AIM OF THE TASK: Work out how many lines of this material hold the word "some". Write only that number.

——

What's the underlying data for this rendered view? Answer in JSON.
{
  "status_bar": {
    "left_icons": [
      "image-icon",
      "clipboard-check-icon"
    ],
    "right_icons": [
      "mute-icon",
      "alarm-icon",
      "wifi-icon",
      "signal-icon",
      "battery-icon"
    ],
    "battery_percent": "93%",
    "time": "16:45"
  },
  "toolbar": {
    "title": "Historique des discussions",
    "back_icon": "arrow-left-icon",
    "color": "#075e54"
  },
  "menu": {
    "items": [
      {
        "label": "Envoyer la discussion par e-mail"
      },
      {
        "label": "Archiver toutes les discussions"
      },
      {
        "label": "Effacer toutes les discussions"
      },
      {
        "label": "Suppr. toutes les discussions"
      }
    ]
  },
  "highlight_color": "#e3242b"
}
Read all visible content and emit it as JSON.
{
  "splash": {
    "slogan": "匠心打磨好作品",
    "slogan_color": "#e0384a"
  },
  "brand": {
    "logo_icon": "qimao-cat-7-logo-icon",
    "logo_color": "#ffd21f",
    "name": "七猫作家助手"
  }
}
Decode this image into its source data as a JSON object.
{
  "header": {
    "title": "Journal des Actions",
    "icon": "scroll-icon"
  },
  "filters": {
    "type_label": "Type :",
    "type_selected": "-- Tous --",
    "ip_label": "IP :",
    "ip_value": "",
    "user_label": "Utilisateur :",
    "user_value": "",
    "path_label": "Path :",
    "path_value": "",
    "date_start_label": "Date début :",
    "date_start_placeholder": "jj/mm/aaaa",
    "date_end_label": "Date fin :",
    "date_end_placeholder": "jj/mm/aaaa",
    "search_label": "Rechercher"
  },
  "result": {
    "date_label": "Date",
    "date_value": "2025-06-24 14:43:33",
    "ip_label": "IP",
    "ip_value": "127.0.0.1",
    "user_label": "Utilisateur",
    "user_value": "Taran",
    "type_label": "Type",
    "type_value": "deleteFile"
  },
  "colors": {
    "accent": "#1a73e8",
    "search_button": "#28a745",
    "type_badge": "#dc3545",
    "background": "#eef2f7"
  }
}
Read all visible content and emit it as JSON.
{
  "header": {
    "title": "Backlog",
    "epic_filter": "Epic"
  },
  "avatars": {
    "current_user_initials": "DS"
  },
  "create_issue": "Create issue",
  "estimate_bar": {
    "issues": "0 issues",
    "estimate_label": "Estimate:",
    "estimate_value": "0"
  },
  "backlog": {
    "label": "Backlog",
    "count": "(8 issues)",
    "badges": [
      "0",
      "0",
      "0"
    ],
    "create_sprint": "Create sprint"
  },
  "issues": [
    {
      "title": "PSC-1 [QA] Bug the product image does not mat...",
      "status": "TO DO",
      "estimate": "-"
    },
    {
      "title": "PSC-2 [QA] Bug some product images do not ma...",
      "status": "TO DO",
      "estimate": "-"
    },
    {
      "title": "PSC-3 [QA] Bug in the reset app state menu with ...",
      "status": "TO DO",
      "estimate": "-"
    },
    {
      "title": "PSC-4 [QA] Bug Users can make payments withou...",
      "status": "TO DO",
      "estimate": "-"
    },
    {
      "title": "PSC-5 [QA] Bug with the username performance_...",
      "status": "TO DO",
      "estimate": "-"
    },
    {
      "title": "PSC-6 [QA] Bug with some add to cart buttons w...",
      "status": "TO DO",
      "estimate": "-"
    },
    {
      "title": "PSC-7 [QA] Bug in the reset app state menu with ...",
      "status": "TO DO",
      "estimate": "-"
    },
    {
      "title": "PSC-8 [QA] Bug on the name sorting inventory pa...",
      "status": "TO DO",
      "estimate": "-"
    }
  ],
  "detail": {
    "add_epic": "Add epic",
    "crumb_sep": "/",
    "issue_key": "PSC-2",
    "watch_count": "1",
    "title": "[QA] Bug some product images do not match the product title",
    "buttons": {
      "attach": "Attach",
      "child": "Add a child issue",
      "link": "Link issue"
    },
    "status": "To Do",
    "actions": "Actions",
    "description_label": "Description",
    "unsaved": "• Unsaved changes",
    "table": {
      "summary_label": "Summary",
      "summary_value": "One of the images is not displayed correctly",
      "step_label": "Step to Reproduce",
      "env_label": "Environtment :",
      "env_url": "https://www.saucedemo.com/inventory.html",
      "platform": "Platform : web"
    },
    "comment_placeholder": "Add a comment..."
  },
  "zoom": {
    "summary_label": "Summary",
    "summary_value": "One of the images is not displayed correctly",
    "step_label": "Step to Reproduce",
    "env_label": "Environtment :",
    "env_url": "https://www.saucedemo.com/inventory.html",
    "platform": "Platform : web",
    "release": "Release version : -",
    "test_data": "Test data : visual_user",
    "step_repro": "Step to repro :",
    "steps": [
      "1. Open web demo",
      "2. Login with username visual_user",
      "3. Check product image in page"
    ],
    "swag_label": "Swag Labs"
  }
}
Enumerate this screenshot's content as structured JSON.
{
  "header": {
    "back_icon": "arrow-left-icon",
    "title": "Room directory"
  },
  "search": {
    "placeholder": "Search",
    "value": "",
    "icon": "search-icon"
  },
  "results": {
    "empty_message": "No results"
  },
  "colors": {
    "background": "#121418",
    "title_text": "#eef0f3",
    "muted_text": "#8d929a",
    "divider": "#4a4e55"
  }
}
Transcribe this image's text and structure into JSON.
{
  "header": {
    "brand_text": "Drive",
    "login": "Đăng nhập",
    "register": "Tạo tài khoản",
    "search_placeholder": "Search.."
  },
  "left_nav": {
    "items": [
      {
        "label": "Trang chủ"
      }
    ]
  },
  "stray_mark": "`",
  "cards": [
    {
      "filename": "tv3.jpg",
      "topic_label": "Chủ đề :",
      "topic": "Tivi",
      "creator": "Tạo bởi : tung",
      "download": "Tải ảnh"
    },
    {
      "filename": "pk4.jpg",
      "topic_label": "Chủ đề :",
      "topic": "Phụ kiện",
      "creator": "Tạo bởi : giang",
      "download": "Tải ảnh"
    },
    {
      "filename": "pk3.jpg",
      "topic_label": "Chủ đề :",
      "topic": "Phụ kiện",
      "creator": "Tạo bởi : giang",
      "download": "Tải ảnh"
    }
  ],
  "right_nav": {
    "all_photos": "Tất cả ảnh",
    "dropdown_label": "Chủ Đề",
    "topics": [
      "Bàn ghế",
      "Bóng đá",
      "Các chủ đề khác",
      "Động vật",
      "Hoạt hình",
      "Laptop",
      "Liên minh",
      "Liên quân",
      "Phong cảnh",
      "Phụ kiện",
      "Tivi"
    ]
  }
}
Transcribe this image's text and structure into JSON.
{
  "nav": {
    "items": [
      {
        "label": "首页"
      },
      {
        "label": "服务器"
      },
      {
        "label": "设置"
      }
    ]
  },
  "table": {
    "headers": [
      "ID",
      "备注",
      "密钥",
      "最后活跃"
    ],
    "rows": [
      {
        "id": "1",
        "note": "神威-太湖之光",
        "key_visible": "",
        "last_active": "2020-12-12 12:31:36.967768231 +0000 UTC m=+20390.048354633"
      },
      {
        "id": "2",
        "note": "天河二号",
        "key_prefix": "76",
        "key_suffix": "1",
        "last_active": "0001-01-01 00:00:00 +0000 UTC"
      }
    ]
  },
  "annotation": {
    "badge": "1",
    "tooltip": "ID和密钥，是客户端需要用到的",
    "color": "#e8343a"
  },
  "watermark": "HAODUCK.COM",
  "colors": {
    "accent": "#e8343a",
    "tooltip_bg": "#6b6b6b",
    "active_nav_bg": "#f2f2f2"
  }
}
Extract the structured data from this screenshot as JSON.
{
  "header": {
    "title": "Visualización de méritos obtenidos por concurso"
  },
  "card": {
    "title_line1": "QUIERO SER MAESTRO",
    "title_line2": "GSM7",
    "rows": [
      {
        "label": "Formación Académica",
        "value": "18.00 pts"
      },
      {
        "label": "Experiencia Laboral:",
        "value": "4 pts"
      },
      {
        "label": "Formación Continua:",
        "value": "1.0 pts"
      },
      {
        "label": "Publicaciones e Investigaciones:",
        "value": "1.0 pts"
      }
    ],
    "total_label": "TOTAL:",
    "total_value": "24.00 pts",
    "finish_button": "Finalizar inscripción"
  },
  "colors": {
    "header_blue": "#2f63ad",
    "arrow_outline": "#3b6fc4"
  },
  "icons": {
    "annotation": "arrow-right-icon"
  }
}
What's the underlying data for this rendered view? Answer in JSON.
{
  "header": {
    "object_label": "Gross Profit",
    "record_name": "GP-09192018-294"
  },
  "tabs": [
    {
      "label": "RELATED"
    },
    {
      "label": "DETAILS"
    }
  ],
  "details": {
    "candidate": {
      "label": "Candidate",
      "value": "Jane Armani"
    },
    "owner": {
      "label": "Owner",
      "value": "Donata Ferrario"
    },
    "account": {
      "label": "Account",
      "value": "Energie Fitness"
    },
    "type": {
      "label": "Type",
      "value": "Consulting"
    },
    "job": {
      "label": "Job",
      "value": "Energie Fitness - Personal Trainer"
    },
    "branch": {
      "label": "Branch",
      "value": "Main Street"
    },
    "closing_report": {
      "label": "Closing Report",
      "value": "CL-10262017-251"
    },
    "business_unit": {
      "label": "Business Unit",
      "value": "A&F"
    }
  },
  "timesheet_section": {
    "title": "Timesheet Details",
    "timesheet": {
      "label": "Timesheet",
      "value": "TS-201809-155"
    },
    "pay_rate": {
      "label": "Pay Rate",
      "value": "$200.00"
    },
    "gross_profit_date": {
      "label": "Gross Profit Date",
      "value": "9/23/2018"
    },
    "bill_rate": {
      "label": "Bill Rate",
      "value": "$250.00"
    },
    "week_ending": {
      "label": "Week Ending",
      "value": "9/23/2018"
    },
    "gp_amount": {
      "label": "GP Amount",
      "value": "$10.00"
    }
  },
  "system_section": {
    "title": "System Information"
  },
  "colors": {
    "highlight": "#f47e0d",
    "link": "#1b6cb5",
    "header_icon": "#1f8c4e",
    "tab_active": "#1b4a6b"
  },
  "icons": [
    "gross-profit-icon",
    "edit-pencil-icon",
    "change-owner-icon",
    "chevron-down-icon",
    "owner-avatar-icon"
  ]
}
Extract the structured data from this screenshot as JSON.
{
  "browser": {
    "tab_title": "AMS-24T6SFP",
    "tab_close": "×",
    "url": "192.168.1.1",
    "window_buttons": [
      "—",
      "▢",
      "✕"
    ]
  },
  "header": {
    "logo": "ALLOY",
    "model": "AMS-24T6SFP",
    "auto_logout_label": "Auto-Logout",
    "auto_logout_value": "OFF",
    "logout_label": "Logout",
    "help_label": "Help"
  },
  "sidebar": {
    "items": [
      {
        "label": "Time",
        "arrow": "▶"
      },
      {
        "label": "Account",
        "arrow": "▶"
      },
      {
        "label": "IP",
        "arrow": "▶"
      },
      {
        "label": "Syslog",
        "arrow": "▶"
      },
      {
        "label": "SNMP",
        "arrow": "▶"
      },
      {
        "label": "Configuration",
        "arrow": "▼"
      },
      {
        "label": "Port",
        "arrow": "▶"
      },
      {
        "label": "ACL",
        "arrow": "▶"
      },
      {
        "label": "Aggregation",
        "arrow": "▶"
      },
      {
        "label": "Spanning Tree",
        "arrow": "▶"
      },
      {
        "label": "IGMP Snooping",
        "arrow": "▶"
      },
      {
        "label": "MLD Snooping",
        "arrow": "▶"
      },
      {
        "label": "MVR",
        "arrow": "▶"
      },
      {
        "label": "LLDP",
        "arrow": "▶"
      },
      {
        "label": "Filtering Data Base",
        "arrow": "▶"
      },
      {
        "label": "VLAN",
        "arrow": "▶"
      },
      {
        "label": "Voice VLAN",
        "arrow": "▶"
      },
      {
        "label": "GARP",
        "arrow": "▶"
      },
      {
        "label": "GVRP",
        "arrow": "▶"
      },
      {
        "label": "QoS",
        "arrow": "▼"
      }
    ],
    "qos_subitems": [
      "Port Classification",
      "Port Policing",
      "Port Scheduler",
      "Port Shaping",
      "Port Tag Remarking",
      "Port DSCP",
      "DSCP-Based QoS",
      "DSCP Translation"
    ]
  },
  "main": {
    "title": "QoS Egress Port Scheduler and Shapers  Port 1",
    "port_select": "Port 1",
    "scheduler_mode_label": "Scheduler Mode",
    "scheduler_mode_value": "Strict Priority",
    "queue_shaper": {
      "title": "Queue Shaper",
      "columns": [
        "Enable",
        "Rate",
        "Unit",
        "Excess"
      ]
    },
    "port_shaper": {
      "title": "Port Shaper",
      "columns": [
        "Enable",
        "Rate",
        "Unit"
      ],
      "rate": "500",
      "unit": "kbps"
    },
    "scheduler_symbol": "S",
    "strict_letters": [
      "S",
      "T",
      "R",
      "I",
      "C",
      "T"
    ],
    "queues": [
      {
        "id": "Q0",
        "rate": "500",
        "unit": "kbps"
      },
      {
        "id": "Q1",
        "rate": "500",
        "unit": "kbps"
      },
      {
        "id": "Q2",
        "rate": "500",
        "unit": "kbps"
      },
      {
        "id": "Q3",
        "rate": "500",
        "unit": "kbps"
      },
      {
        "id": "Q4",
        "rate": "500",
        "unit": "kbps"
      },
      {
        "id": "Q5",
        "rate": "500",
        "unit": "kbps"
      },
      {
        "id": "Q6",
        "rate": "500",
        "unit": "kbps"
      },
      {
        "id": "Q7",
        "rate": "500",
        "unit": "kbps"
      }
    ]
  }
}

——

EXERCISE SOLUTION: 3